Motherless Child by Glen Hirshberg
Another vampire novel? Really?
How about a vampire novel about single motherhood? And Otis Redding? And best friends? And how choose whom you kill? And what that costs? And whether there’s ever a way back?
On a rare night out in Charlotte, North Carolina, Natalie and Sophie—best friends, single moms, music lovers—meet the Whistler at the Back Way Out. In the aftermath of that encounter, desperate to save their children and, just maybe, themselves, they flee together down the back roads of the Deep South, pursued by guilt, the Whistler and his Mother, and their own growing, terrible hunger. (via Goodreads)
I became a fan of Glen Hirshberg when I read “The Muldoon” in People of the Book, an anthology of Jewish speculative fiction. While I’ve tried to become a completist, the majority of Hirshberg’s publication credits are from small presses and in limited editions. Motherless Child, for example, was originally released by Earthling Publications in 2012 in a limited edition. I’m a poor writer and “limited edition” is code for “pricey.” Having read a pretty good survey of vampire fiction over the years, I was really interested in what Hirshberg might do with the concept, but had resigned myself to never having the opportunity. I was pretty freaking happy when Tor Books reissued Motherless Child last year.

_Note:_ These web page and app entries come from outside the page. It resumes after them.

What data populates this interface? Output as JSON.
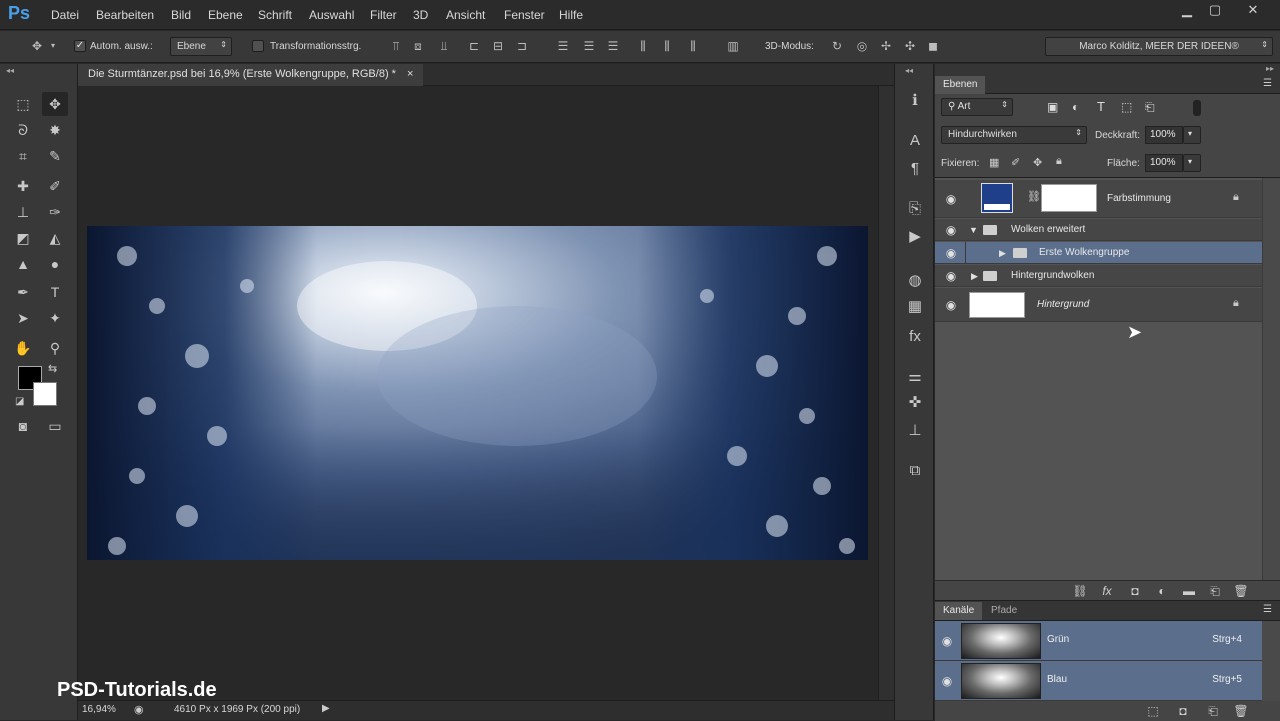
{
  "app": {
    "logo": "Ps"
  },
  "menu": [
    "Datei",
    "Bearbeiten",
    "Bild",
    "Ebene",
    "Schrift",
    "Auswahl",
    "Filter",
    "3D",
    "Ansicht",
    "Fenster",
    "Hilfe"
  ],
  "window_controls": {
    "minimize": "▁",
    "maximize": "▢",
    "close": "✕"
  },
  "options": {
    "auto_select_label": "Autom. ausw.:",
    "auto_select_checked": true,
    "auto_select_value": "Ebene",
    "transform_label": "Transformationsstrg.",
    "transform_checked": false,
    "mode_3d_label": "3D-Modus:",
    "workspace": "Marco Kolditz, MEER DER IDEEN®"
  },
  "document": {
    "tab_title": "Die Sturmtänzer.psd bei 16,9% (Erste Wolkengruppe, RGB/8) *",
    "tab_close": "×",
    "zoom": "16,94%",
    "doc_info": "4610 Px x 1969 Px (200 ppi)"
  },
  "layers_panel": {
    "tab": "Ebenen",
    "filter_kind": "Art",
    "blend_mode": "Hindurchwirken",
    "opacity_label": "Deckkraft:",
    "opacity_value": "100%",
    "lock_label": "Fixieren:",
    "fill_label": "Fläche:",
    "fill_value": "100%",
    "layers": [
      {
        "name": "Farbstimmung",
        "type": "adjustment",
        "visible": true,
        "locked": true,
        "thumb_color": "#1f3f8a"
      },
      {
        "name": "Wolken erweitert",
        "type": "group",
        "visible": true,
        "expanded": true
      },
      {
        "name": "Erste Wolkengruppe",
        "type": "group",
        "visible": true,
        "expanded": false,
        "selected": true
      },
      {
        "name": "Hintergrundwolken",
        "type": "group",
        "visible": true,
        "expanded": false
      },
      {
        "name": "Hintergrund",
        "type": "background",
        "visible": true,
        "locked": true
      }
    ]
  },
  "channels_panel": {
    "tabs": [
      "Kanäle",
      "Pfade"
    ],
    "channels": [
      {
        "name": "Grün",
        "shortcut": "Strg+4"
      },
      {
        "name": "Blau",
        "shortcut": "Strg+5"
      }
    ]
  },
  "watermark": "PSD-Tutorials.de",
  "colors": {
    "accent": "#4aa0e8",
    "selection": "#5b6e8c"
  }
}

This novel feels a little different than anything else I’ve read by Hirshberg. The main POV character is female (as are most of the main characters), and that might have changed the tone. There isn’t quite that sense of lurking dread that I’ve generally associated with Hirshberg, but that’s okay. The centerpiece of Motherless Child is the friendship between Natalie and Sophie. They are best friends, but there is a tension at the heart of their relationship that might come from knowing someone so well neither party takes the other entirely seriously. It’s also a novel about mothers and their children, a theme what comes up particularly at the end of the book.
Motherless Child does offer a new slant on vampires, which is an increasingly rare thing. It was published in the post-Twilight era, and Hirshberg’s vampires are beautiful and seductive (whether they want to be or not), but also terrible. One of the really uncomfortable aspects of the story is the Whistler, who sees Natalie as his Destiny. (His capitalization, not mine.) This goes beyond love or obsession, right into item ownership.
Make no mistake, this is a horror novel. There is gore. There are shocks. The last two chapters especially left me pretty gob-smacked. The ending works; Hirshberg doesn’t pull any punches. Which I absolutely love. It’s not entirely evident, but this is part of a planned trilogy to be published by Tor. Good Girls comes out in February.
Publishing info, my copy: 2014, Tor Hardback (the paperback just came out!)
Acquired: via Amazon, a birthday present!